● **AIM OF THE EXERCISE**
Your output must be a faithful copy of the listing underneath.
*** MATERIAL PROVIDED ***
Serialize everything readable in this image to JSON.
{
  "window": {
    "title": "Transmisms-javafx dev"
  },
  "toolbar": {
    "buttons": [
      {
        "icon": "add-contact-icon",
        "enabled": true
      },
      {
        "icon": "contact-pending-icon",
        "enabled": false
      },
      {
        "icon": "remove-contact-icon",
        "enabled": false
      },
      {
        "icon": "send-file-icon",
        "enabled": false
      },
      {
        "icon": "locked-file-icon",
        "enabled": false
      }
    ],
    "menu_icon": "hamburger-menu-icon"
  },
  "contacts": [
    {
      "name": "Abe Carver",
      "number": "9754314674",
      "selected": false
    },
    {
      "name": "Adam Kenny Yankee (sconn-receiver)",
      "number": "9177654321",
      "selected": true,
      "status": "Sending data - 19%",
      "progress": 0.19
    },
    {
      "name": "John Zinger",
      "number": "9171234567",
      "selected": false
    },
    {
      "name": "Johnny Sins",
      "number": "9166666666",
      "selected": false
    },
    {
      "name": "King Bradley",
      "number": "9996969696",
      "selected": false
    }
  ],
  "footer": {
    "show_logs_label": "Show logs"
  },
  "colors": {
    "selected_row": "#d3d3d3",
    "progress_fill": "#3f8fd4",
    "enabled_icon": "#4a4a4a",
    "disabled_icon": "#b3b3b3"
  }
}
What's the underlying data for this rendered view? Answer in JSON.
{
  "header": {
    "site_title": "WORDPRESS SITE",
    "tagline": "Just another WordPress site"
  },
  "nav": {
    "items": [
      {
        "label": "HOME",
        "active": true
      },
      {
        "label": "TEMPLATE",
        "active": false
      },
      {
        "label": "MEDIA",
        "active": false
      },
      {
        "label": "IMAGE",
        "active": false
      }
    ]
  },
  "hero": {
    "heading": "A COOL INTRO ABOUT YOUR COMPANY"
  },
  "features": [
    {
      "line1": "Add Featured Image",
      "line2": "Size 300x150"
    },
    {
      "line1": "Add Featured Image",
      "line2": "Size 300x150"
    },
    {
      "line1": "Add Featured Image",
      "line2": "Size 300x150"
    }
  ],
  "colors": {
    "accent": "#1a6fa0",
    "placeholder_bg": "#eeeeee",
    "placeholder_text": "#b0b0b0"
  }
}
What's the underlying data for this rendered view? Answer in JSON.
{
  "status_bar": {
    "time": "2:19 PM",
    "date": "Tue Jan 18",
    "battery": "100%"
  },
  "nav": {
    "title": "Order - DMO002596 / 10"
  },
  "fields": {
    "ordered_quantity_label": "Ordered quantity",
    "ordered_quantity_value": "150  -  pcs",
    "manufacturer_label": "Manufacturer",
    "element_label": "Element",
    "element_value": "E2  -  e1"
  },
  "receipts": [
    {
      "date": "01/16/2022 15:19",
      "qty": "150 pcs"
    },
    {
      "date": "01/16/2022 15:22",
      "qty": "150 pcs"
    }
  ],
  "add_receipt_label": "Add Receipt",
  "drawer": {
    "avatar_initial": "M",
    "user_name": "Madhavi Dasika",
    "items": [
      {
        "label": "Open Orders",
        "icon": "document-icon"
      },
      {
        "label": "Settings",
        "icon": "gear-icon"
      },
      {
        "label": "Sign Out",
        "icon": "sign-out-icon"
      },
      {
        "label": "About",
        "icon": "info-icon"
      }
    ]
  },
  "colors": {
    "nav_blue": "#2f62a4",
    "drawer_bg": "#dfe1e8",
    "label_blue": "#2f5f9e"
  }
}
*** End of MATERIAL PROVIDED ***
● **SOLUTION FOR THIS EXERCISE**
Serialize everything readable in this image to JSON.
{
  "window": {
    "title": "Transmisms-javafx dev"
  },
  "toolbar": {
    "buttons": [
      {
        "icon": "add-contact-icon",
        "enabled": true
      },
      {
        "icon": "contact-pending-icon",
        "enabled": false
      },
      {
        "icon": "remove-contact-icon",
        "enabled": false
      },
      {
        "icon": "send-file-icon",
        "enabled": false
      },
      {
        "icon": "locked-file-icon",
        "enabled": false
      }
    ],
    "menu_icon": "hamburger-menu-icon"
  },
  "contacts": [
    {
      "name": "Abe Carver",
      "number": "9754314674",
      "selected": false
    },
    {
      "name": "Adam Kenny Yankee (sconn-receiver)",
      "number": "9177654321",
      "selected": true,
      "status": "Sending data - 19%",
      "progress": 0.19
    },
    {
      "name": "John Zinger",
      "number": "9171234567",
      "selected": false
    },
    {
      "name": "Johnny Sins",
      "number": "9166666666",
      "selected": false
    },
    {
      "name": "King Bradley",
      "number": "9996969696",
      "selected": false
    }
  ],
  "footer": {
    "show_logs_label": "Show logs"
  },
  "colors": {
    "selected_row": "#d3d3d3",
    "progress_fill": "#3f8fd4",
    "enabled_icon": "#4a4a4a",
    "disabled_icon": "#b3b3b3"
  }
}
What's the underlying data for this rendered view? Answer in JSON.
{
  "header": {
    "site_title": "WORDPRESS SITE",
    "tagline": "Just another WordPress site"
  },
  "nav": {
    "items": [
      {
        "label": "HOME",
        "active": true
      },
      {
        "label": "TEMPLATE",
        "active": false
      },
      {
        "label": "MEDIA",
        "active": false
      },
      {
        "label": "IMAGE",
        "active": false
      }
    ]
  },
  "hero": {
    "heading": "A COOL INTRO ABOUT YOUR COMPANY"
  },
  "features": [
    {
      "line1": "Add Featured Image",
      "line2": "Size 300x150"
    },
    {
      "line1": "Add Featured Image",
      "line2": "Size 300x150"
    },
    {
      "line1": "Add Featured Image",
      "line2": "Size 300x150"
    }
  ],
  "colors": {
    "accent": "#1a6fa0",
    "placeholder_bg": "#eeeeee",
    "placeholder_text": "#b0b0b0"
  }
}
What's the underlying data for this rendered view? Answer in JSON.
{
  "status_bar": {
    "time": "2:19 PM",
    "date": "Tue Jan 18",
    "battery": "100%"
  },
  "nav": {
    "title": "Order - DMO002596 / 10"
  },
  "fields": {
    "ordered_quantity_label": "Ordered quantity",
    "ordered_quantity_value": "150  -  pcs",
    "manufacturer_label": "Manufacturer",
    "element_label": "Element",
    "element_value": "E2  -  e1"
  },
  "receipts": [
    {
      "date": "01/16/2022 15:19",
      "qty": "150 pcs"
    },
    {
      "date": "01/16/2022 15:22",
      "qty": "150 pcs"
    }
  ],
  "add_receipt_label": "Add Receipt",
  "drawer": {
    "avatar_initial": "M",
    "user_name": "Madhavi Dasika",
    "items": [
      {
        "label": "Open Orders",
        "icon": "document-icon"
      },
      {
        "label": "Settings",
        "icon": "gear-icon"
      },
      {
        "label": "Sign Out",
        "icon": "sign-out-icon"
      },
      {
        "label": "About",
        "icon": "info-icon"
      }
    ]
  },
  "colors": {
    "nav_blue": "#2f62a4",
    "drawer_bg": "#dfe1e8",
    "label_blue": "#2f5f9e"
  }
}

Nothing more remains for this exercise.